▶ **EXCERPTED RECORDS**:

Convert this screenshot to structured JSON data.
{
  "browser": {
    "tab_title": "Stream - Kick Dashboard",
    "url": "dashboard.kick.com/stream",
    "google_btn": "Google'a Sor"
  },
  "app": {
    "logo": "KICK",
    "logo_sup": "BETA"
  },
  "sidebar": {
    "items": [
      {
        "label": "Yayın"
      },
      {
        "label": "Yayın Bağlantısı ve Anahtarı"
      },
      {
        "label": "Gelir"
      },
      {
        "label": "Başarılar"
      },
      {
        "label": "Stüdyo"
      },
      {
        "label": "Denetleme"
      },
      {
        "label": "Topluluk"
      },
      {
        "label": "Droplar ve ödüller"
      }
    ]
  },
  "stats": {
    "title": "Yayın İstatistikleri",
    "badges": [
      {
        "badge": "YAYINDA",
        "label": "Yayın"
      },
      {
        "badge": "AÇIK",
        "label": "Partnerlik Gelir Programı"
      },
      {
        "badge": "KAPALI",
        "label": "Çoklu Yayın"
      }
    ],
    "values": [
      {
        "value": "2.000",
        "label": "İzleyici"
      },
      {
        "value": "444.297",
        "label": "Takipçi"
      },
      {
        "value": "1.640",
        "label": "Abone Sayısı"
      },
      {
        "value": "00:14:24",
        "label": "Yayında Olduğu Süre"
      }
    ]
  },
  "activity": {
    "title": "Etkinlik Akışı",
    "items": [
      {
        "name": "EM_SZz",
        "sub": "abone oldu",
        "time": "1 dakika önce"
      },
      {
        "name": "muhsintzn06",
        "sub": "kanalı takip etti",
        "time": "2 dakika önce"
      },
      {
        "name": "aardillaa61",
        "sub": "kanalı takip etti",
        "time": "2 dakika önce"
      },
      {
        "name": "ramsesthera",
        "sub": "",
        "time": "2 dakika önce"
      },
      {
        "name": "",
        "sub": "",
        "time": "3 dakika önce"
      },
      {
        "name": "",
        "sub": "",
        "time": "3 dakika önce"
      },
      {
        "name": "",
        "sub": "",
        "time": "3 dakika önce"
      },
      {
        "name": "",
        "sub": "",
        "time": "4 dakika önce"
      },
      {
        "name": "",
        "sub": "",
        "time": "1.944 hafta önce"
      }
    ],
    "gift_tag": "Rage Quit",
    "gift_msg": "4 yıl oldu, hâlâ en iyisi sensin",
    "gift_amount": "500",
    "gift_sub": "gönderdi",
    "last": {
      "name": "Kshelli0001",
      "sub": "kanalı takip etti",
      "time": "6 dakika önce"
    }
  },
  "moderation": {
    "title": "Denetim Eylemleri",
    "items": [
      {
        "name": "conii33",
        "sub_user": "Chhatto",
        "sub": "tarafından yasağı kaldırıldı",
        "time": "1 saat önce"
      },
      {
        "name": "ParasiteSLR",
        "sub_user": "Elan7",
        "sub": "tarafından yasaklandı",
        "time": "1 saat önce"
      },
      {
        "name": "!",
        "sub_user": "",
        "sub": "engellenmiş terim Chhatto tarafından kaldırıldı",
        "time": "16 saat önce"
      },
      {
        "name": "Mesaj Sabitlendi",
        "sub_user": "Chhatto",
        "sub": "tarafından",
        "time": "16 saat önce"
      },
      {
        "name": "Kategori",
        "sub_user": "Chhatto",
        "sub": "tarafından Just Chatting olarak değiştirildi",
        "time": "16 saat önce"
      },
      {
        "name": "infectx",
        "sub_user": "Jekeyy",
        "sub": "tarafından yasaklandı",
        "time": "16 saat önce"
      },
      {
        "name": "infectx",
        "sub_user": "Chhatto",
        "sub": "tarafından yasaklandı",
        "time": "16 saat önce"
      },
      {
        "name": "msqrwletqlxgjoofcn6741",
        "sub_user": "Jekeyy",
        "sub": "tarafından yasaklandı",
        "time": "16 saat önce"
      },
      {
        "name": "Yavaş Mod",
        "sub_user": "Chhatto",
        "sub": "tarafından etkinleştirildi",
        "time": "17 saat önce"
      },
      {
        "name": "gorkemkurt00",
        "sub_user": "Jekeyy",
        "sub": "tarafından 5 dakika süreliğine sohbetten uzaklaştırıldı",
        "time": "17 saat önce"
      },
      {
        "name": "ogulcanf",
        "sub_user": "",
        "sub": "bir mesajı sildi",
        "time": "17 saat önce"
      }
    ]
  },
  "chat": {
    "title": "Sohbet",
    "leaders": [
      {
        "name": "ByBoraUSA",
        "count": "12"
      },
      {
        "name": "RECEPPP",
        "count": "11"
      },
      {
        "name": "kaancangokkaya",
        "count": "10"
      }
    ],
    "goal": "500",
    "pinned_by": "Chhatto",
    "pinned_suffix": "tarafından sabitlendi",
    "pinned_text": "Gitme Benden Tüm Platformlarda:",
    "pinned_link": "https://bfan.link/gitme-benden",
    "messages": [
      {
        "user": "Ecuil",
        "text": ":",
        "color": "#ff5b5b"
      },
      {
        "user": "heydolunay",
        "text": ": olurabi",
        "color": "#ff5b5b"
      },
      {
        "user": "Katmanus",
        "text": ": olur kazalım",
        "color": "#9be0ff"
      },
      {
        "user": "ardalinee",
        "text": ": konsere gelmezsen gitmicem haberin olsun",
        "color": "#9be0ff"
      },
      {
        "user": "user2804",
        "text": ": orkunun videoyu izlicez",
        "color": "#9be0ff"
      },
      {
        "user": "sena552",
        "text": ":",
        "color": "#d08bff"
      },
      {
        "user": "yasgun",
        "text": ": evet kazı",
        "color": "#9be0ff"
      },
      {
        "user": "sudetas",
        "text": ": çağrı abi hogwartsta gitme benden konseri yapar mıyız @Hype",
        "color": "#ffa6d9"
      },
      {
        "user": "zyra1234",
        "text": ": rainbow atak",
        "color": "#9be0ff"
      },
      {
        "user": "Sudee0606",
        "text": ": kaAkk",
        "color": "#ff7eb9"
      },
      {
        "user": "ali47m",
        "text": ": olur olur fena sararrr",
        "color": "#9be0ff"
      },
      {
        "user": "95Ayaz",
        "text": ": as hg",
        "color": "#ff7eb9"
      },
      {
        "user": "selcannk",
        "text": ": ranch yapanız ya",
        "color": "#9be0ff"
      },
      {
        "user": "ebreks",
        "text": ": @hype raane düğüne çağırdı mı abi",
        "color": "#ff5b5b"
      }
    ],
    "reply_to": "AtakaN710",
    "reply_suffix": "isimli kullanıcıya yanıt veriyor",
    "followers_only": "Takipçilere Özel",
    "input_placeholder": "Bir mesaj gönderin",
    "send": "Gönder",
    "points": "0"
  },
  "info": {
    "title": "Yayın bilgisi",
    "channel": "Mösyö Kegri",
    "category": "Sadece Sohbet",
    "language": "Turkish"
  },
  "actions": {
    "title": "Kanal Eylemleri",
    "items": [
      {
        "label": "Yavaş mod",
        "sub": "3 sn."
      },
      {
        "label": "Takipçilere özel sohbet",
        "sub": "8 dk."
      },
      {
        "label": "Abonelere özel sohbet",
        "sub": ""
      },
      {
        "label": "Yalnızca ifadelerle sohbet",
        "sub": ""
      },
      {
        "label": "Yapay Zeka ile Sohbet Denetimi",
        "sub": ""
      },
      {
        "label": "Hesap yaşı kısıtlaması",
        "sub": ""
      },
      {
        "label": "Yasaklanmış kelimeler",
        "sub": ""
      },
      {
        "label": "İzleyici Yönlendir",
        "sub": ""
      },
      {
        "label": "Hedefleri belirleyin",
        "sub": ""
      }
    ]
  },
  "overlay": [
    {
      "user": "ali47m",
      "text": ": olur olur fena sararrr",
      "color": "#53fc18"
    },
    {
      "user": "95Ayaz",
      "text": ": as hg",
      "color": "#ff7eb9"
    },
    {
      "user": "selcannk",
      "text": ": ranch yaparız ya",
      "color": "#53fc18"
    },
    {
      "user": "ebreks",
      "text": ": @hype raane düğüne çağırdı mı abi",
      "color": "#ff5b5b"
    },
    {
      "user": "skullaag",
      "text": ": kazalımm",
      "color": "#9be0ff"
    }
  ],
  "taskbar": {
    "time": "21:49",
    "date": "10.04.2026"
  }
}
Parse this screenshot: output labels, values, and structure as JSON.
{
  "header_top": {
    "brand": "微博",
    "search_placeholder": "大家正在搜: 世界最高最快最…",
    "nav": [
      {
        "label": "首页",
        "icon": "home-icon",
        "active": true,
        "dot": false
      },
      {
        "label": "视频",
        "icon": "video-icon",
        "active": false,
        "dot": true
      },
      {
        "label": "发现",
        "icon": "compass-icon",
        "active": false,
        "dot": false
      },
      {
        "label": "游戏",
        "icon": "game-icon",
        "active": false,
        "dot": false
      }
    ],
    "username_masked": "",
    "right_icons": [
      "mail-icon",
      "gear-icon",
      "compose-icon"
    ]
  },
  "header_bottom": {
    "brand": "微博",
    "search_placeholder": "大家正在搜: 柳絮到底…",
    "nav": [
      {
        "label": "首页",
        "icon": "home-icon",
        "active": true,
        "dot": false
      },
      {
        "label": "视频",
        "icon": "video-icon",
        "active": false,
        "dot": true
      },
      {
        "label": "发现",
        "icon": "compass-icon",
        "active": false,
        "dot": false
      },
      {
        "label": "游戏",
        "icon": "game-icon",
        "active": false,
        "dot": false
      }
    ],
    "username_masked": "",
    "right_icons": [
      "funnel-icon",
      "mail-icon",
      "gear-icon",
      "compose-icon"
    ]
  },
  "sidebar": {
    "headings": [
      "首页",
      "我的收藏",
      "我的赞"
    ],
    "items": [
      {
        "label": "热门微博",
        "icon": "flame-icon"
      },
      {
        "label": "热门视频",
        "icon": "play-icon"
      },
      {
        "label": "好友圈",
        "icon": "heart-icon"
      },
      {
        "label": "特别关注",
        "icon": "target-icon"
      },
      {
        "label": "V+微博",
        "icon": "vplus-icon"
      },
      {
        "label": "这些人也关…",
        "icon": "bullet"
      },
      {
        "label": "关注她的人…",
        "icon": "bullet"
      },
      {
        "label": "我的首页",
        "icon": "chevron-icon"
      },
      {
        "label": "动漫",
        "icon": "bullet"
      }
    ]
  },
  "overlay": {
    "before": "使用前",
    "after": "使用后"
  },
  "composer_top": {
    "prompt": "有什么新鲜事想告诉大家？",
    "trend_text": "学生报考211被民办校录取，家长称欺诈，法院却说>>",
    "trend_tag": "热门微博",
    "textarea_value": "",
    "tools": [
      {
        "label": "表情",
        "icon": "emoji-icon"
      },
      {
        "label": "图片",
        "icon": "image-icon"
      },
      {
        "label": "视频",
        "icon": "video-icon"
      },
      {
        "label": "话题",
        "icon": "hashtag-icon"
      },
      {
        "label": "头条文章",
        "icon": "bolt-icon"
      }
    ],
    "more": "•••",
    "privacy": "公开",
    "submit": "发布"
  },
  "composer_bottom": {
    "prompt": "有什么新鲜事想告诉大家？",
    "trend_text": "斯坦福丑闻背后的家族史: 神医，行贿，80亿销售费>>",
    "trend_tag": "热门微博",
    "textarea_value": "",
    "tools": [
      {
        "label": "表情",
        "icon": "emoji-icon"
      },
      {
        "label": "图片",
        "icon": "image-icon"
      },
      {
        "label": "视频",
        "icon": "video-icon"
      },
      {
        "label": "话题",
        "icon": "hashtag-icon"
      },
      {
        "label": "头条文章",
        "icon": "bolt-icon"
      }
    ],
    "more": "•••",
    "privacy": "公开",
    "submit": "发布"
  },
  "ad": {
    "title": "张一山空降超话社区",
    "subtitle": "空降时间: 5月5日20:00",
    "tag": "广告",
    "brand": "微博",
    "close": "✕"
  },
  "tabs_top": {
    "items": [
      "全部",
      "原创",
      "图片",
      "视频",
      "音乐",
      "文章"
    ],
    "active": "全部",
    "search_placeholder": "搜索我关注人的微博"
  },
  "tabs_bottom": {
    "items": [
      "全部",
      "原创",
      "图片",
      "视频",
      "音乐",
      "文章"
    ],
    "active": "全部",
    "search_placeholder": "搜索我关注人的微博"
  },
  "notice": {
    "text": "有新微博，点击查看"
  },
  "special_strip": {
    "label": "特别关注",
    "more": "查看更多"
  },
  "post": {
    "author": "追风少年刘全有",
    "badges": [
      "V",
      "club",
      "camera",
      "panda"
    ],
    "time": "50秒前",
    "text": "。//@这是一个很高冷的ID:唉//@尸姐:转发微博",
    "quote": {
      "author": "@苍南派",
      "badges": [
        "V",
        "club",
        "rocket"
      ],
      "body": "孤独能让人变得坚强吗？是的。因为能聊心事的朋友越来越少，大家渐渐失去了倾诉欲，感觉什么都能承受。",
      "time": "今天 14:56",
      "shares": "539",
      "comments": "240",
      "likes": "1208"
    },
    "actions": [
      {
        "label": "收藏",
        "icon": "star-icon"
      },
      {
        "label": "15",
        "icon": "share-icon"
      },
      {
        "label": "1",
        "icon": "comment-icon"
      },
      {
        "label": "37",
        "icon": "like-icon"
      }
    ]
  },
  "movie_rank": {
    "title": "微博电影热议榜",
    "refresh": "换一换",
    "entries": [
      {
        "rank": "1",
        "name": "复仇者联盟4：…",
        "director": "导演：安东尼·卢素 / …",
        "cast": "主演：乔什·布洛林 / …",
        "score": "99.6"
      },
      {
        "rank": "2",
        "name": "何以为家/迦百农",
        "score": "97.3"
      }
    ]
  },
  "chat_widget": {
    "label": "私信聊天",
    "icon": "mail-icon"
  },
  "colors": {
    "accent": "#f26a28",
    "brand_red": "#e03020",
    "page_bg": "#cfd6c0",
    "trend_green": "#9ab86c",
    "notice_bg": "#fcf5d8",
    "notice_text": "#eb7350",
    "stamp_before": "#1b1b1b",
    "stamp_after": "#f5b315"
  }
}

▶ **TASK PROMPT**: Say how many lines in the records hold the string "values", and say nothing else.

▶ **EXERCISE RESPONSE**: 2